## [Input]
=======
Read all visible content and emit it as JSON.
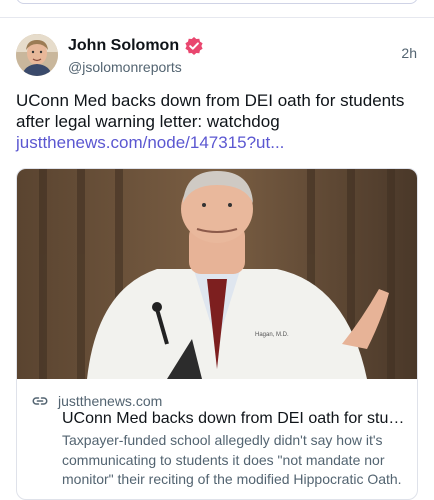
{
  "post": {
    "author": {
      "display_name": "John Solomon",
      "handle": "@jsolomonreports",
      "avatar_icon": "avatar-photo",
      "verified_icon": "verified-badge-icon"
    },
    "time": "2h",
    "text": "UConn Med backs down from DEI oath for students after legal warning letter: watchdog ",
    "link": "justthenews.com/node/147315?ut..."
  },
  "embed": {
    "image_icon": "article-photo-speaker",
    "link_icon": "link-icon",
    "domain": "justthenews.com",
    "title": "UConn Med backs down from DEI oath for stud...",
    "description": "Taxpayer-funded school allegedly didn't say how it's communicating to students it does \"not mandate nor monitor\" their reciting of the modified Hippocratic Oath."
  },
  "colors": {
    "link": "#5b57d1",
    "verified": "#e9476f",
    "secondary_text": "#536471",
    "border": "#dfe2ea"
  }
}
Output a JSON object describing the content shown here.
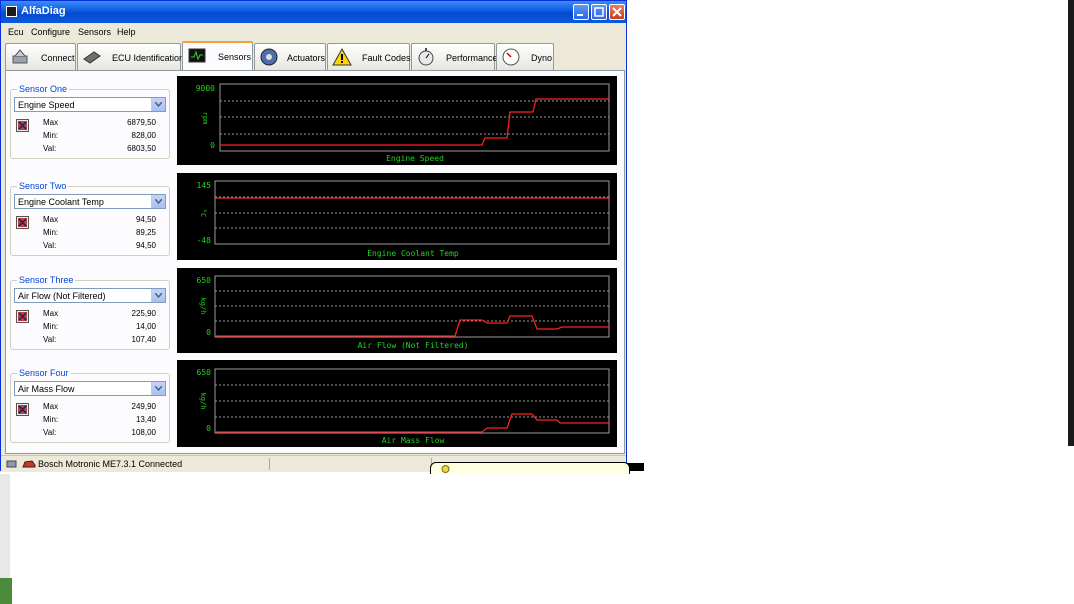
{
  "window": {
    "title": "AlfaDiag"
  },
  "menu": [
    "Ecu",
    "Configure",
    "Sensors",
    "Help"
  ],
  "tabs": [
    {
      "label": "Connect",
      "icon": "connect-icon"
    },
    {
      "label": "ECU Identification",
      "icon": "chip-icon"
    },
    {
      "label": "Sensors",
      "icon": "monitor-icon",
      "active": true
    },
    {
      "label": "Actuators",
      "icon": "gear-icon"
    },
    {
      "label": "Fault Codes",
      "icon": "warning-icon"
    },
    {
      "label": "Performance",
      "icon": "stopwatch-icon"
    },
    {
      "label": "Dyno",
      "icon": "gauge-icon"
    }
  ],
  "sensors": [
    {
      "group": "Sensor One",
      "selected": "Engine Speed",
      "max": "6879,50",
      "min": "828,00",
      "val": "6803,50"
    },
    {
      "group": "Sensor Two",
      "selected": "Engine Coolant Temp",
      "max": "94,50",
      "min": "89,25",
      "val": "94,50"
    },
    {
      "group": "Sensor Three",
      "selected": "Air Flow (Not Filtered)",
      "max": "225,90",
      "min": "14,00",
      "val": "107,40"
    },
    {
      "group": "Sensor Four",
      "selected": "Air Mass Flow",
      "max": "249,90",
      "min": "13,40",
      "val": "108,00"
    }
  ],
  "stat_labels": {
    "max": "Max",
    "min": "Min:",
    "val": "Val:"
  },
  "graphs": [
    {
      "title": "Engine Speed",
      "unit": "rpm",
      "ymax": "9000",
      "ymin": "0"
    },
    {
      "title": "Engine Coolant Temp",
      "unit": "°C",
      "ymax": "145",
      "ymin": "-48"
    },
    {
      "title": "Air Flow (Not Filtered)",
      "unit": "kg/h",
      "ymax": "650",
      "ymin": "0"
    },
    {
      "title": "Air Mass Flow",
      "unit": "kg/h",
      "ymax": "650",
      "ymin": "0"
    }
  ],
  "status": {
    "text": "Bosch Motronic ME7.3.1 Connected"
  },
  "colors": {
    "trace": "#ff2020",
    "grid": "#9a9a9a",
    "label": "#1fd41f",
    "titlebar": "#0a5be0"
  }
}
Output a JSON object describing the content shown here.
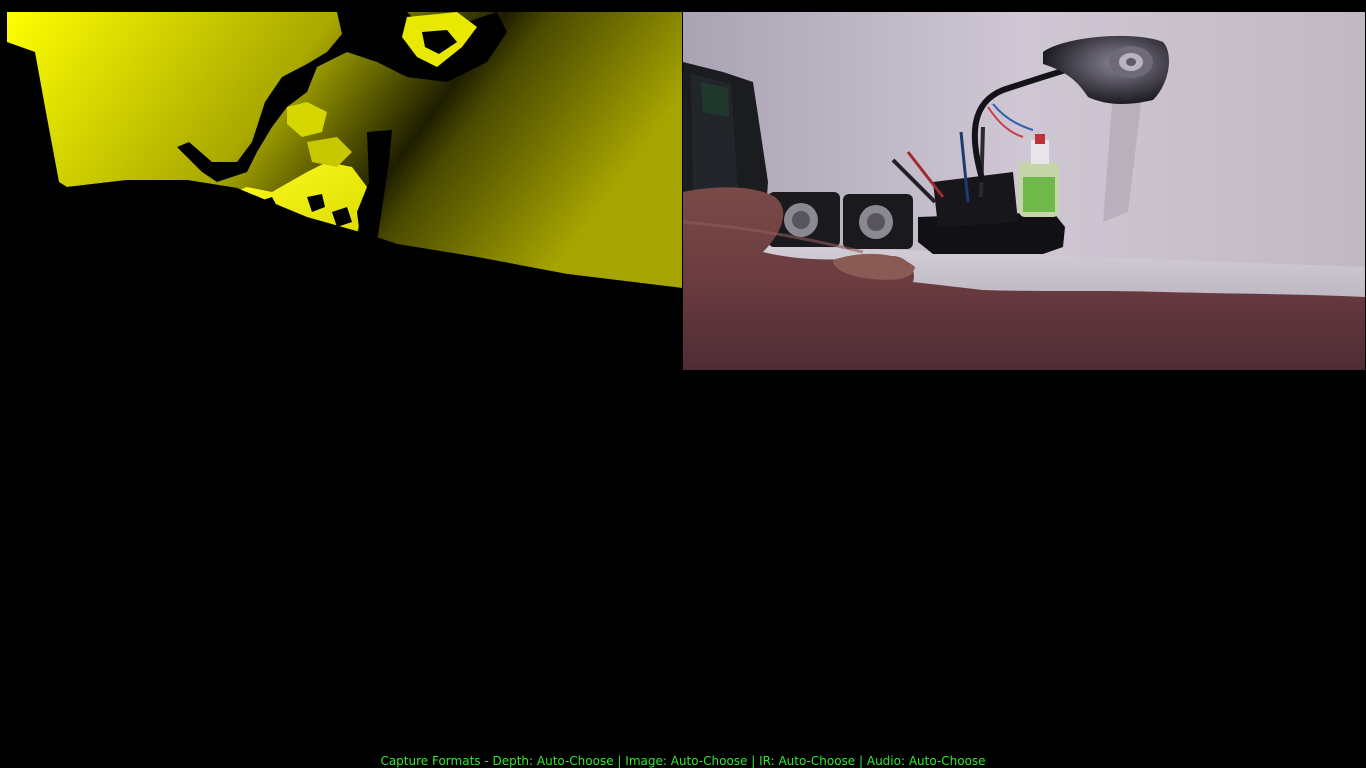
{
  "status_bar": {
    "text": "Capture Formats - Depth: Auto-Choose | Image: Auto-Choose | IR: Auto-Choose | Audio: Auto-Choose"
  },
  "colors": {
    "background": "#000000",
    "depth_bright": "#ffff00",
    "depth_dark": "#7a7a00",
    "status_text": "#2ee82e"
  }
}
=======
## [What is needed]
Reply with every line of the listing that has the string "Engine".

## [Output for this exercise]
      "selected": "Engine Speed",
      "selected": "Engine Coolant Temp",
      "title": "Engine Speed",
      "title": "Engine Coolant Temp",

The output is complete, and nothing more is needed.